▸ **TASK ITEM**
Print out the data that follows exactly, character for character, apart from the pictures.

▸ **INFORMATION SUPPLIED**

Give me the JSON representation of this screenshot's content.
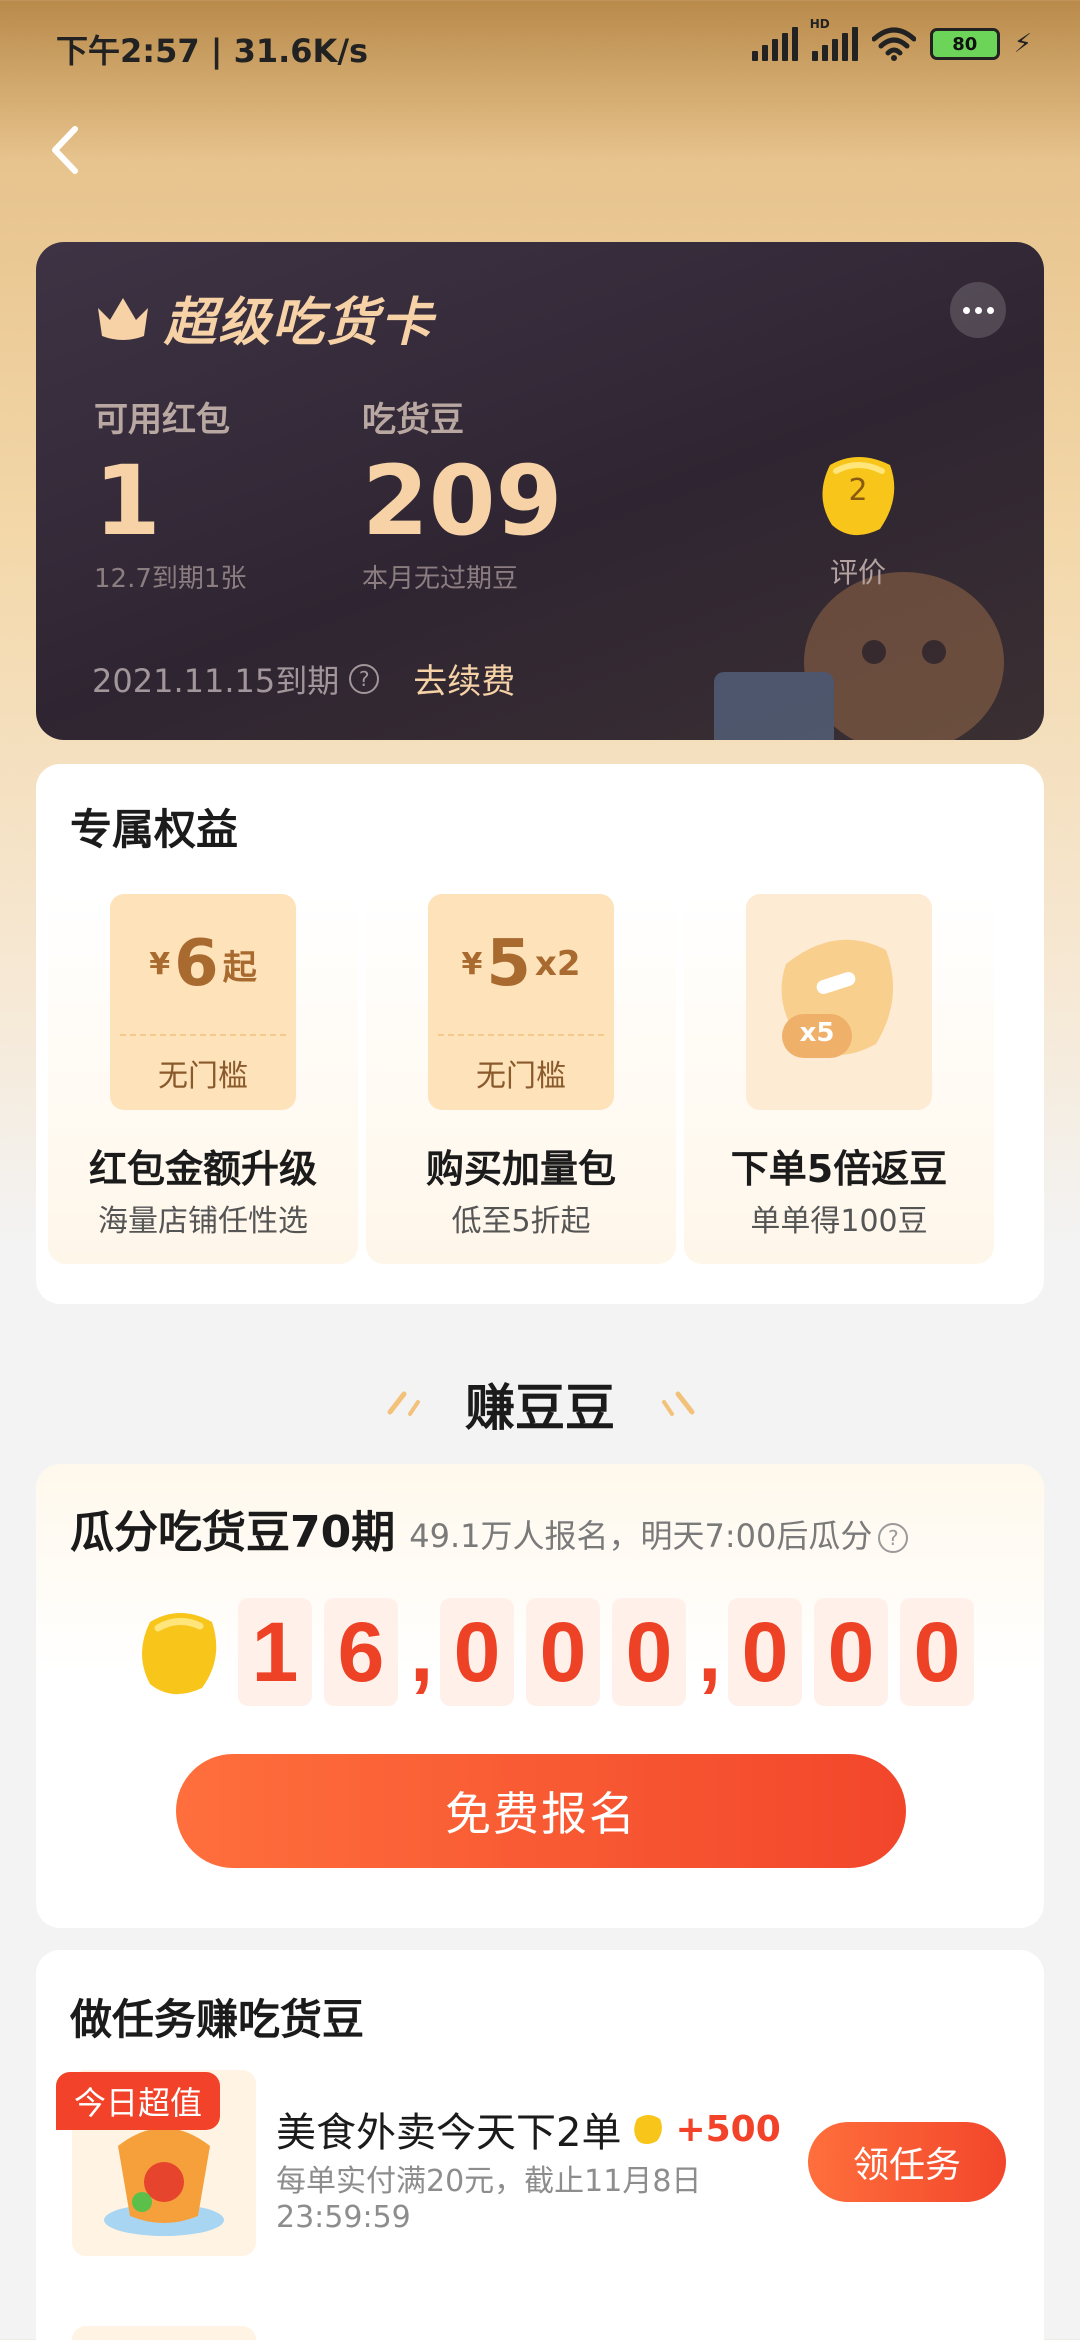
{
  "status_bar": {
    "time": "下午2:57 | 31.6K/s",
    "battery": "80",
    "hd_label": "HD"
  },
  "nav": {
    "back_icon": "chevron-left-icon"
  },
  "member_card": {
    "title": "超级吃货卡",
    "crown_icon": "crown-icon",
    "more_icon": "more-dots-icon",
    "red_packet": {
      "label": "可用红包",
      "value": "1",
      "sub": "12.7到期1张"
    },
    "beans": {
      "label": "吃货豆",
      "value": "209",
      "sub": "本月无过期豆"
    },
    "review": {
      "badge": "2",
      "label": "评价"
    },
    "expiry": "2021.11.15到期",
    "help_icon": "?",
    "renew": "去续费"
  },
  "benefits": {
    "title": "专属权益",
    "items": [
      {
        "currency": "¥",
        "amount": "6",
        "suffix": "起",
        "tag": "无门槛",
        "name": "红包金额升级",
        "desc": "海量店铺任性选"
      },
      {
        "currency": "¥",
        "amount": "5",
        "suffix": "x2",
        "tag": "无门槛",
        "name": "购买加量包",
        "desc": "低至5折起"
      },
      {
        "badge": "x5",
        "name": "下单5倍返豆",
        "desc": "单单得100豆"
      }
    ]
  },
  "earn": {
    "title": "赚豆豆",
    "split": {
      "title": "瓜分吃货豆70期",
      "info": "49.1万人报名，明天7:00后瓜分",
      "help_icon": "?",
      "digits": [
        "1",
        "6",
        ",",
        "0",
        "0",
        "0",
        ",",
        "0",
        "0",
        "0"
      ],
      "button": "免费报名"
    }
  },
  "tasks": {
    "title": "做任务赚吃货豆",
    "items": [
      {
        "tag": "今日超值",
        "title": "美食外卖今天下2单",
        "reward": "+500",
        "desc": "每单实付满20元，截止11月8日23:59:59",
        "button": "领任务"
      }
    ]
  },
  "colors": {
    "accent": "#f2462b",
    "card_bg": "#2f2532",
    "gold_text": "#f6d2a6",
    "coupon": "#fde2ba"
  }
}
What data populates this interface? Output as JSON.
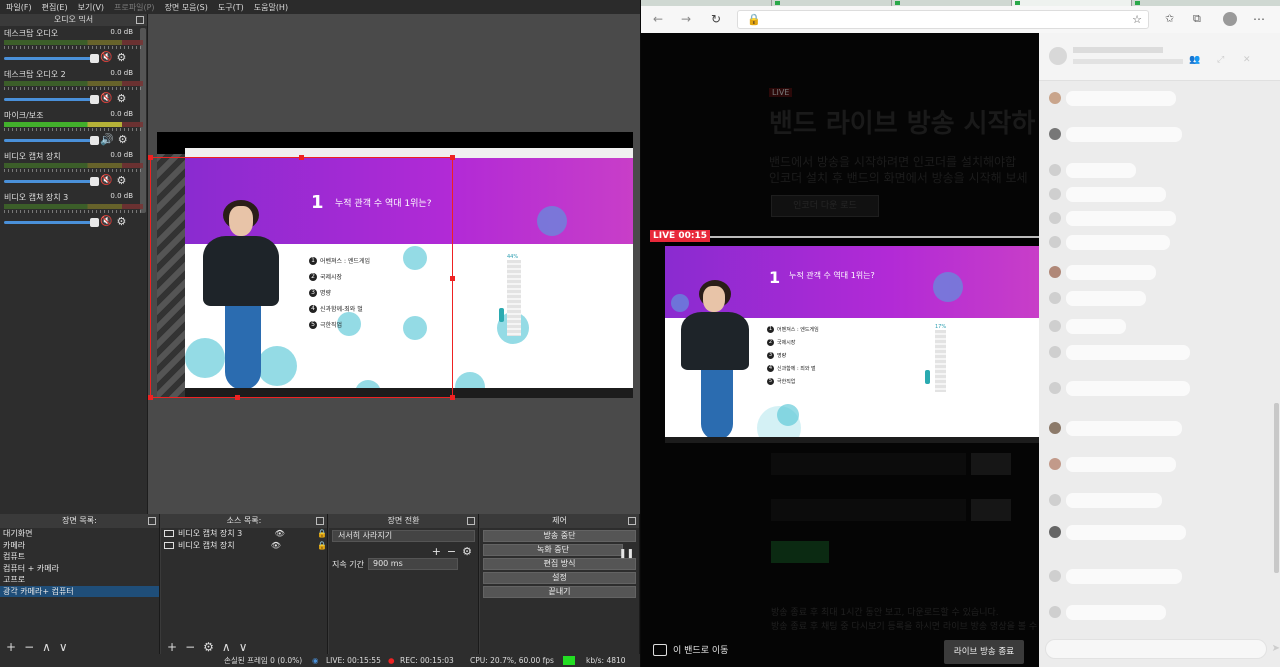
{
  "obs": {
    "menu": [
      {
        "label": "파일(F)",
        "enabled": true
      },
      {
        "label": "편집(E)",
        "enabled": true
      },
      {
        "label": "보기(V)",
        "enabled": true
      },
      {
        "label": "프로파일(P)",
        "enabled": false
      },
      {
        "label": "장면 모음(S)",
        "enabled": true
      },
      {
        "label": "도구(T)",
        "enabled": true
      },
      {
        "label": "도움말(H)",
        "enabled": true
      }
    ],
    "mixer": {
      "title": "오디오 믹서",
      "channels": [
        {
          "name": "데스크탑 오디오",
          "db": "0.0 dB"
        },
        {
          "name": "데스크탑 오디오 2",
          "db": "0.0 dB"
        },
        {
          "name": "마이크/보조",
          "db": "0.0 dB"
        },
        {
          "name": "비디오 캡쳐 장치",
          "db": "0.0 dB"
        },
        {
          "name": "비디오 캡쳐 장치 3",
          "db": "0.0 dB"
        }
      ]
    },
    "scenes": {
      "title": "장면 목록:",
      "items": [
        "대기화면",
        "카메라",
        "컴퓨트",
        "컴퓨터 + 카메라",
        "고프로",
        "광각 카메라+ 컴퓨터"
      ],
      "active_index": 5
    },
    "sources": {
      "title": "소스 목록:",
      "items": [
        "비디오 캡쳐 장치 3",
        "비디오 캡쳐 장치"
      ]
    },
    "transitions": {
      "title": "장면 전환",
      "type": "서서히 사라지기",
      "duration_label": "지속 기간",
      "duration_value": "900 ms"
    },
    "controls": {
      "title": "제어",
      "stop_stream": "방송 중단",
      "stop_record": "녹화 중단",
      "studio_mode": "편집 방식",
      "settings": "설정",
      "exit": "끝내기"
    },
    "status": {
      "dropped": "손실된 프레임 0 (0.0%)",
      "live": "LIVE: 00:15:55",
      "rec": "REC: 00:15:03",
      "cpu": "CPU: 20.7%, 60.00 fps",
      "kbps": "kb/s: 4810"
    },
    "slide": {
      "number": "1",
      "question": "누적 관객 수 역대 1위는?",
      "options": [
        "어벤져스 : 엔드게임",
        "국제시장",
        "명량",
        "신과함께-죄와 벌",
        "극한직업"
      ],
      "bar_label": "44%"
    }
  },
  "browser": {
    "live_small": "LIVE",
    "live_title": "밴드 라이브 방송 시작하",
    "desc1": "밴드에서 방송을 시작하려면 인코더를 설치해야합",
    "desc2": "인코더 설치 후 밴드의 화면에서 방송을 시작해 보세",
    "dim_button": "인코더 다운 로드",
    "live_badge": "LIVE 00:15",
    "stream_slide": {
      "number": "1",
      "question": "누적 관객 수 역대 1위는?",
      "options": [
        "어벤져스 : 엔드게임",
        "국제시장",
        "명량",
        "신과함께 : 죄와 벌",
        "극한직업"
      ],
      "bar_label": "17%"
    },
    "note1": "방송 종료 후 최대 1시간 동안 보고, 다운로드할 수 있습니다.",
    "note2": "방송 종료 후 채팅 중 다시보기 등록을 하시면 라이브 방송 영상을 볼 수 있습니다.",
    "go_band": "이 밴드로 이동",
    "end_live": "라이브 방송 종료"
  },
  "colors": {
    "accent_blue": "#4a90d9",
    "live_red": "#e8283a",
    "selection_red": "#e22222",
    "slide_purple": "#9a2bd4"
  }
}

▸ **ANSWER TO THIS TASK**
Give me the JSON representation of this screenshot's content.
{
  "status_bar": {
    "time": "下午2:57 | 31.6K/s",
    "battery": "80",
    "hd_label": "HD"
  },
  "nav": {
    "back_icon": "chevron-left-icon"
  },
  "member_card": {
    "title": "超级吃货卡",
    "crown_icon": "crown-icon",
    "more_icon": "more-dots-icon",
    "red_packet": {
      "label": "可用红包",
      "value": "1",
      "sub": "12.7到期1张"
    },
    "beans": {
      "label": "吃货豆",
      "value": "209",
      "sub": "本月无过期豆"
    },
    "review": {
      "badge": "2",
      "label": "评价"
    },
    "expiry": "2021.11.15到期",
    "help_icon": "?",
    "renew": "去续费"
  },
  "benefits": {
    "title": "专属权益",
    "items": [
      {
        "currency": "¥",
        "amount": "6",
        "suffix": "起",
        "tag": "无门槛",
        "name": "红包金额升级",
        "desc": "海量店铺任性选"
      },
      {
        "currency": "¥",
        "amount": "5",
        "suffix": "x2",
        "tag": "无门槛",
        "name": "购买加量包",
        "desc": "低至5折起"
      },
      {
        "badge": "x5",
        "name": "下单5倍返豆",
        "desc": "单单得100豆"
      }
    ]
  },
  "earn": {
    "title": "赚豆豆",
    "split": {
      "title": "瓜分吃货豆70期",
      "info": "49.1万人报名，明天7:00后瓜分",
      "help_icon": "?",
      "digits": [
        "1",
        "6",
        ",",
        "0",
        "0",
        "0",
        ",",
        "0",
        "0",
        "0"
      ],
      "button": "免费报名"
    }
  },
  "tasks": {
    "title": "做任务赚吃货豆",
    "items": [
      {
        "tag": "今日超值",
        "title": "美食外卖今天下2单",
        "reward": "+500",
        "desc": "每单实付满20元，截止11月8日23:59:59",
        "button": "领任务"
      }
    ]
  },
  "colors": {
    "accent": "#f2462b",
    "card_bg": "#2f2532",
    "gold_text": "#f6d2a6",
    "coupon": "#fde2ba"
  }
}
What data populates this interface? Output as JSON.
{
  "obs": {
    "menu": [
      {
        "label": "파일(F)",
        "enabled": true
      },
      {
        "label": "편집(E)",
        "enabled": true
      },
      {
        "label": "보기(V)",
        "enabled": true
      },
      {
        "label": "프로파일(P)",
        "enabled": false
      },
      {
        "label": "장면 모음(S)",
        "enabled": true
      },
      {
        "label": "도구(T)",
        "enabled": true
      },
      {
        "label": "도움말(H)",
        "enabled": true
      }
    ],
    "mixer": {
      "title": "오디오 믹서",
      "channels": [
        {
          "name": "데스크탑 오디오",
          "db": "0.0 dB"
        },
        {
          "name": "데스크탑 오디오 2",
          "db": "0.0 dB"
        },
        {
          "name": "마이크/보조",
          "db": "0.0 dB"
        },
        {
          "name": "비디오 캡쳐 장치",
          "db": "0.0 dB"
        },
        {
          "name": "비디오 캡쳐 장치 3",
          "db": "0.0 dB"
        }
      ]
    },
    "scenes": {
      "title": "장면 목록:",
      "items": [
        "대기화면",
        "카메라",
        "컴퓨트",
        "컴퓨터 + 카메라",
        "고프로",
        "광각 카메라+ 컴퓨터"
      ],
      "active_index": 5
    },
    "sources": {
      "title": "소스 목록:",
      "items": [
        "비디오 캡쳐 장치 3",
        "비디오 캡쳐 장치"
      ]
    },
    "transitions": {
      "title": "장면 전환",
      "type": "서서히 사라지기",
      "duration_label": "지속 기간",
      "duration_value": "900 ms"
    },
    "controls": {
      "title": "제어",
      "stop_stream": "방송 중단",
      "stop_record": "녹화 중단",
      "studio_mode": "편집 방식",
      "settings": "설정",
      "exit": "끝내기"
    },
    "status": {
      "dropped": "손실된 프레임 0 (0.0%)",
      "live": "LIVE: 00:15:55",
      "rec": "REC: 00:15:03",
      "cpu": "CPU: 20.7%, 60.00 fps",
      "kbps": "kb/s: 4810"
    },
    "slide": {
      "number": "1",
      "question": "누적 관객 수 역대 1위는?",
      "options": [
        "어벤져스 : 엔드게임",
        "국제시장",
        "명량",
        "신과함께-죄와 벌",
        "극한직업"
      ],
      "bar_label": "44%"
    }
  },
  "browser": {
    "live_small": "LIVE",
    "live_title": "밴드 라이브 방송 시작하",
    "desc1": "밴드에서 방송을 시작하려면 인코더를 설치해야합",
    "desc2": "인코더 설치 후 밴드의 화면에서 방송을 시작해 보세",
    "dim_button": "인코더 다운 로드",
    "live_badge": "LIVE 00:15",
    "stream_slide": {
      "number": "1",
      "question": "누적 관객 수 역대 1위는?",
      "options": [
        "어벤져스 : 엔드게임",
        "국제시장",
        "명량",
        "신과함께 : 죄와 벌",
        "극한직업"
      ],
      "bar_label": "17%"
    },
    "note1": "방송 종료 후 최대 1시간 동안 보고, 다운로드할 수 있습니다.",
    "note2": "방송 종료 후 채팅 중 다시보기 등록을 하시면 라이브 방송 영상을 볼 수 있습니다.",
    "go_band": "이 밴드로 이동",
    "end_live": "라이브 방송 종료"
  },
  "colors": {
    "accent_blue": "#4a90d9",
    "live_red": "#e8283a",
    "selection_red": "#e22222",
    "slide_purple": "#9a2bd4"
  }
}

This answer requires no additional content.